PROVIDED INFORMATION:
-=-=-

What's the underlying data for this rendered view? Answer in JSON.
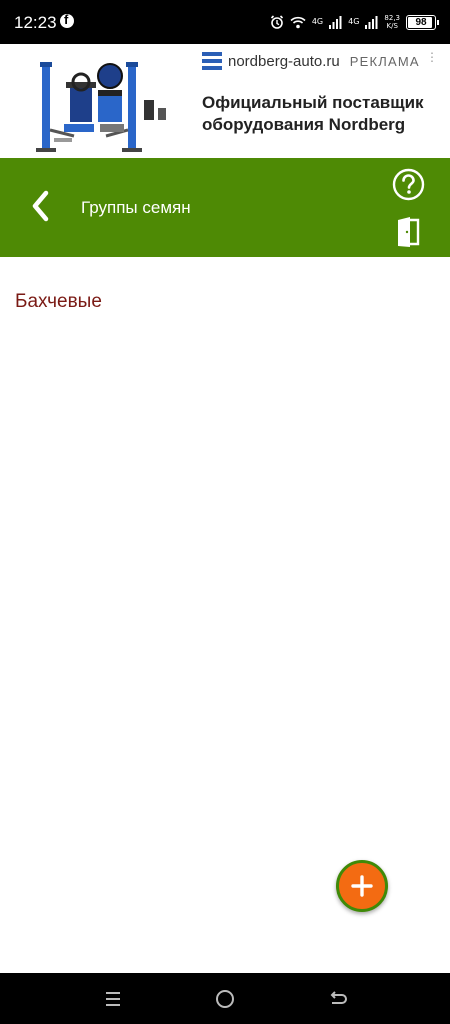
{
  "status_bar": {
    "time": "12:23",
    "network_1": "4G",
    "network_2": "4G",
    "speed_value": "82,3",
    "speed_unit": "K/S",
    "battery": "98"
  },
  "ad": {
    "domain": "nordberg-auto.ru",
    "tag": "РЕКЛАМА",
    "more": "⋮",
    "headline": "Официальный поставщик оборудования Nordberg"
  },
  "app_bar": {
    "title": "Группы семян",
    "background": "#4e8a05"
  },
  "list": {
    "items": [
      {
        "label": "Бахчевые"
      }
    ]
  },
  "colors": {
    "accent": "#f36b12",
    "item_text": "#7a1a14",
    "brand_green": "#4e8a05"
  }
}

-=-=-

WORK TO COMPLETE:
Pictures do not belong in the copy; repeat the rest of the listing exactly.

ANSWER SPACE:
What's the underlying data for this rendered view? Answer in JSON.
{
  "status_bar": {
    "time": "12:23",
    "network_1": "4G",
    "network_2": "4G",
    "speed_value": "82,3",
    "speed_unit": "K/S",
    "battery": "98"
  },
  "ad": {
    "domain": "nordberg-auto.ru",
    "tag": "РЕКЛАМА",
    "more": "⋮",
    "headline": "Официальный поставщик оборудования Nordberg"
  },
  "app_bar": {
    "title": "Группы семян",
    "background": "#4e8a05"
  },
  "list": {
    "items": [
      {
        "label": "Бахчевые"
      }
    ]
  },
  "colors": {
    "accent": "#f36b12",
    "item_text": "#7a1a14",
    "brand_green": "#4e8a05"
  }
}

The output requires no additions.